First he informs Exeter to, “Use mercy to them all. ” This is an extremely dangerous decision; by not punishing them Henry may leave himself open to attack by these very people. Henry also prevents his troops from robbing and attacking the French from his journey to Agincourt, in doing this he shows considerable compassion, in act III scene VI “… in our marches through the country, there be nothing compelled from the villages, nothing taken but paid for, none of the French upbraided or abused in disdainful language; for when lenity and cruelty play for a kingdom, the gentle gamester is the soonest winner.

” It also allows the French to remain strong and able to rebel against the British at some later date. Shakespeare must have had in mind that, although Henry’s victory at Agincourt was remarkable, his son soon lost the French territories to the French again. Henry’s motivational speaking is unparalleled. His famous words to the troops in, act III scene I, were inspirational, “Once more into the breech, dear friends, once more” is one of the most moving moments of the play.

However, the whole campaign against France should be considered more objectively; it is true that the victory the French is one of the proudest moments in British history, but it must also be seen as one of the most dangerous, Henry V risked all. At the time, Britain had considerable political problems and infighting. A few short years after the death of Henry V, the country was plunged into civil war with the, “War of the Roses. ” Henry’s failure to adequately deal with the problems in his own country is a considerable factor for the civil strife that followed his reign. At Agincourt, the British were severely disadvantaged.

Henry describes in act II scene IV, “my army but a weak and sickly guard. ” The British were also outnumbered by some five to one, as Exeter remarks in act IV scene III, “There’s five to one; besides, they all are fresh. ” Clearly, although Henry may have had considerable powers in persuasion, it is unrealistic to believe that the war with France was neither well planned nor well conceived. The simple fact is, even if we can believe that Henry is an outstanding general, in the sense that he achieved such a remarkable victory against the French, it is hard to believe that these actions are those of a good leader.

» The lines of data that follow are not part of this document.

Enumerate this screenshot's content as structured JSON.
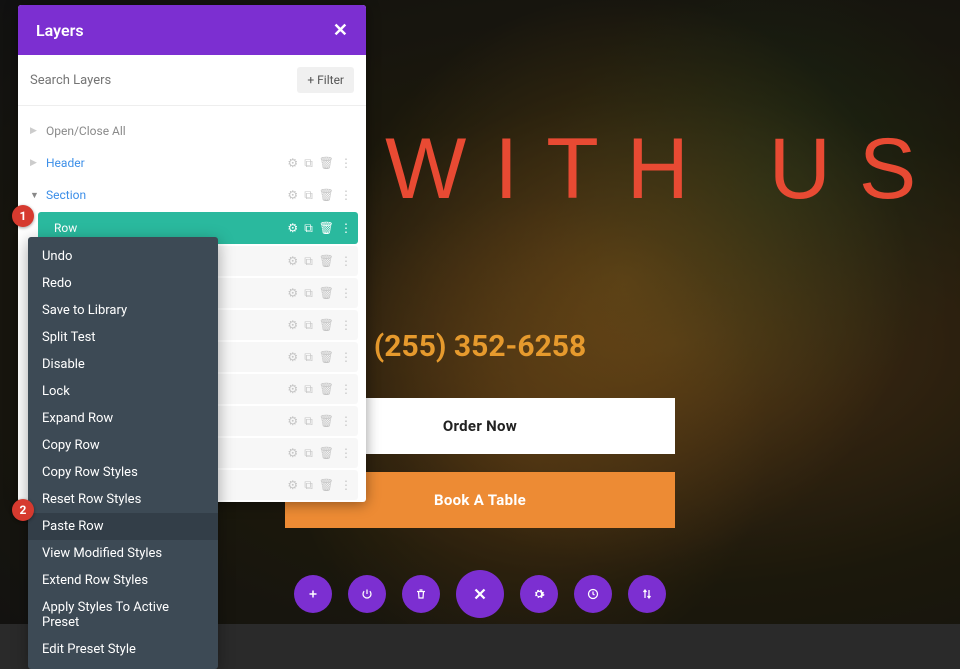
{
  "hero": {
    "title": "DINE WITH US",
    "phone": "(255) 352-6258",
    "order_btn": "Order Now",
    "book_btn": "Book A Table"
  },
  "panel": {
    "title": "Layers",
    "search_placeholder": "Search Layers",
    "filter_label": "+ Filter",
    "open_close": "Open/Close All",
    "items": {
      "header": "Header",
      "section": "Section",
      "row": "Row"
    }
  },
  "context_menu": [
    "Undo",
    "Redo",
    "Save to Library",
    "Split Test",
    "Disable",
    "Lock",
    "Expand Row",
    "Copy Row",
    "Copy Row Styles",
    "Reset Row Styles",
    "Paste Row",
    "View Modified Styles",
    "Extend Row Styles",
    "Apply Styles To Active Preset",
    "Edit Preset Style"
  ],
  "badges": {
    "one": "1",
    "two": "2"
  },
  "toolbar_icons": [
    "plus",
    "power",
    "trash",
    "close",
    "gear",
    "clock",
    "arrows"
  ]
}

The risks are far too extreme; Henry acquired a great deal of luck to have recorded such a victory. Furthermore, the victory is indeed a hollow one, for Henry’s victory at Agincourt was soon swept away, as the British were soon swept from France. Henry’s victory at Agincourt is almost comic. Henry announces on line 72, act IV scene VIII that, “This note doth tell me of ten thousand French; that in this field lie slain. ” British losses we are expected to believe four titled men and, “of all other men but five and twenty. ” It seems that Shakespeare was inferring that the battle was comic and its outcome even more comic.

Such a victory shows that either the French incompetent and unbelievably stupid or the British were nearly invincible. Finally in the epilogue, Shakespeare through the chorus reminds us that the succeeding king, “Lost France and made his England bleed… ” line 12, epilogue. This shows the futility of the acts of Henry V. Because he won in France, the British may see Henry V as a hero. This victory should also be viewed against the motivations in going to war. Henry’s naivety and inability to make decisions is shown when he approached Canterbury on the merits of his claim to the French throne.

A strong and decisive leader would not require the help of men who obviously would have a vested interest in the outcome. As a youth, Henry was hot-headed and strong willed. The decision to invade France in order to further his claim shows that he has changed little. The act of placing British into a battle, where they were outnumbered five to one, is an appalling fact. Henry’s poor judgment and his failure to settle problems within England are unforgettable. In short, the British should be appalled by such a king, there is little doubt his impetuosity could very well have caused even greater problems to Britain.